Andrew Fastow, Enron’s disgraced former CFO, is preparing to spend six days
with an army of lawyers in a bid to prove the involvement of several banks in
the defunct energy giant’s fraud scandal.
The detailed deposition, due to start in the next few weeks, is expected to
require the efforts of 80 lawyers to process.
Before he was sentenced to six years in jail last week Fastow denounced a
number of banks including the Royal Bank of Scotland and Barclays claiming the
institutions had helped devise the schemes that concealed billions of dollars in
Barclays hit out angrily at the allegations as it told the Telegraph: ‘Andrew
Fastow is a convicted felon. When he made this declaration it was part of an
effort to reduce his sentence. That is what convicted felons do.’
After pleading guilt, Fastow became the prosecution’s key witness, testifying
against his former CEO Geoffrey Skilling and ex-chairman Kenneth Lay, which led
to the maximum ten-year sentence being cut by 40% to the six-year term.
Skilling, who subsequently died of a heart attack and Lay were both convicted
of fraud. The ex-chairman will be sentenced later this month.
Does Darwin's theory apply to taxation? Colin ponders...
The EC has been instructed to draft a European Union (EU) directive authorising an EU financial transaction tax, which would apply to ten of the EU’s 28 member states
Accountancy watchdog the FRC has dropped its investigation into the former chief financial officer of Tesco, nearly two years after the supermarket was engulfed in an accounting scandal

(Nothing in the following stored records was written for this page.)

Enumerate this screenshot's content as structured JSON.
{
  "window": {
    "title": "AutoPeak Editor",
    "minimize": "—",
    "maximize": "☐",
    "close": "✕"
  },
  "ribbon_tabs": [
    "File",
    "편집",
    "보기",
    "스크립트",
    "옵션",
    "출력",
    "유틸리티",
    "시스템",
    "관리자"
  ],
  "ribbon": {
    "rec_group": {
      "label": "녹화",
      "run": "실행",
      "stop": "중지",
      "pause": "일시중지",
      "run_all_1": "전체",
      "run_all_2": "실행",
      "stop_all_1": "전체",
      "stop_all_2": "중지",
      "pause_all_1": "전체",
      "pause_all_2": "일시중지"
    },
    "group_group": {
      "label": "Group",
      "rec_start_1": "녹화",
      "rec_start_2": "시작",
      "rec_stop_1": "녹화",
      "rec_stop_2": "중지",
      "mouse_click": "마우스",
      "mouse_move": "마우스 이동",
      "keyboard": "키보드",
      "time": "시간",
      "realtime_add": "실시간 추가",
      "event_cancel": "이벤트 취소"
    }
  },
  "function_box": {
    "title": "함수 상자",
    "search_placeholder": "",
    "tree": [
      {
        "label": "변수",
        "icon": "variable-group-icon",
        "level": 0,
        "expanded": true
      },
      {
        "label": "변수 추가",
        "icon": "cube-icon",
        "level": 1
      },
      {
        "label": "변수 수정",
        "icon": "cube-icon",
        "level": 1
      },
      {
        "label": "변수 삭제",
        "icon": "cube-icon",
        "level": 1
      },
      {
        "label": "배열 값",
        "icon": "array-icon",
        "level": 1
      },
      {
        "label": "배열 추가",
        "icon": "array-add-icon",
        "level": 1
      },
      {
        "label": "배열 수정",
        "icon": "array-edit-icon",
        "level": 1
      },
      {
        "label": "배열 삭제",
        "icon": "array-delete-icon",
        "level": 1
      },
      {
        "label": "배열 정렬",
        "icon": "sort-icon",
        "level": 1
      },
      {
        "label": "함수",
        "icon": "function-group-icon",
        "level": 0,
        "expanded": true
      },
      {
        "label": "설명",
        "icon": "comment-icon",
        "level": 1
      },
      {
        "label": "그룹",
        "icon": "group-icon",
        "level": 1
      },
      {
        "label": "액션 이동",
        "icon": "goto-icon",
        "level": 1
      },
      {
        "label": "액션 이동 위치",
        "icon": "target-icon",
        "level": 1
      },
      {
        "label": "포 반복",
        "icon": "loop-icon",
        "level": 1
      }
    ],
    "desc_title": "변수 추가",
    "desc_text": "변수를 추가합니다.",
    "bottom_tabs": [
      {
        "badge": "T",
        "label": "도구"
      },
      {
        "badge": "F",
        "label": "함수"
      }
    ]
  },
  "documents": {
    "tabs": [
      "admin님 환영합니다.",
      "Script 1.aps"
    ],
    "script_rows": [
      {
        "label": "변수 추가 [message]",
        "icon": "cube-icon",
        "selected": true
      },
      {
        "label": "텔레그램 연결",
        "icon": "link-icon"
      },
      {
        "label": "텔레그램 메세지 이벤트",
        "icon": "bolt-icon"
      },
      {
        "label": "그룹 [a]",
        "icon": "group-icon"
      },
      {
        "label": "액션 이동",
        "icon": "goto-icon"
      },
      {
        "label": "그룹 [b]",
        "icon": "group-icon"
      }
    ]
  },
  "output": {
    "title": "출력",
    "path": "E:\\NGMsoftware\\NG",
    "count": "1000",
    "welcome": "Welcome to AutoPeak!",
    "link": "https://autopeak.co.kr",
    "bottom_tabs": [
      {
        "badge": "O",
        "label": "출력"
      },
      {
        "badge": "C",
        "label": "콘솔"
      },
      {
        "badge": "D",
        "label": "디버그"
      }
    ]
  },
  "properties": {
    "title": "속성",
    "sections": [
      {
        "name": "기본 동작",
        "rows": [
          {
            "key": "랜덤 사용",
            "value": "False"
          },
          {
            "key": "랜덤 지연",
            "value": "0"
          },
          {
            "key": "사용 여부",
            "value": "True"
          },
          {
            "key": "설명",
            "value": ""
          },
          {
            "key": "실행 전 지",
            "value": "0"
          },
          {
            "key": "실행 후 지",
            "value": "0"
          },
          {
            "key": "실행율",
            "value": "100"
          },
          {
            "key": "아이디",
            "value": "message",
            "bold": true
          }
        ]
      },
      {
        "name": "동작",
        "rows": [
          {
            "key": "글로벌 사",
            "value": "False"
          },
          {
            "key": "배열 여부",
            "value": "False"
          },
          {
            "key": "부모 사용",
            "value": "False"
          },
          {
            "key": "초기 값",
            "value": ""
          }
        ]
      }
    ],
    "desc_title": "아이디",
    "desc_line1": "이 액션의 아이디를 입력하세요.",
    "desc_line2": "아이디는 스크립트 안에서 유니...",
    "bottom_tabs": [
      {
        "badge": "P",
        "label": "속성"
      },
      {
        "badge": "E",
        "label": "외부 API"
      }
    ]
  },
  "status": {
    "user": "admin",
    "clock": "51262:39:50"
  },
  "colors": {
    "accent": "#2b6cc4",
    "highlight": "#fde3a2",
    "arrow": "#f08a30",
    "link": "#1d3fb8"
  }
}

Colin imagines how Apple's logo might change in the wake of the EC's ruling over its Irish tax arrangements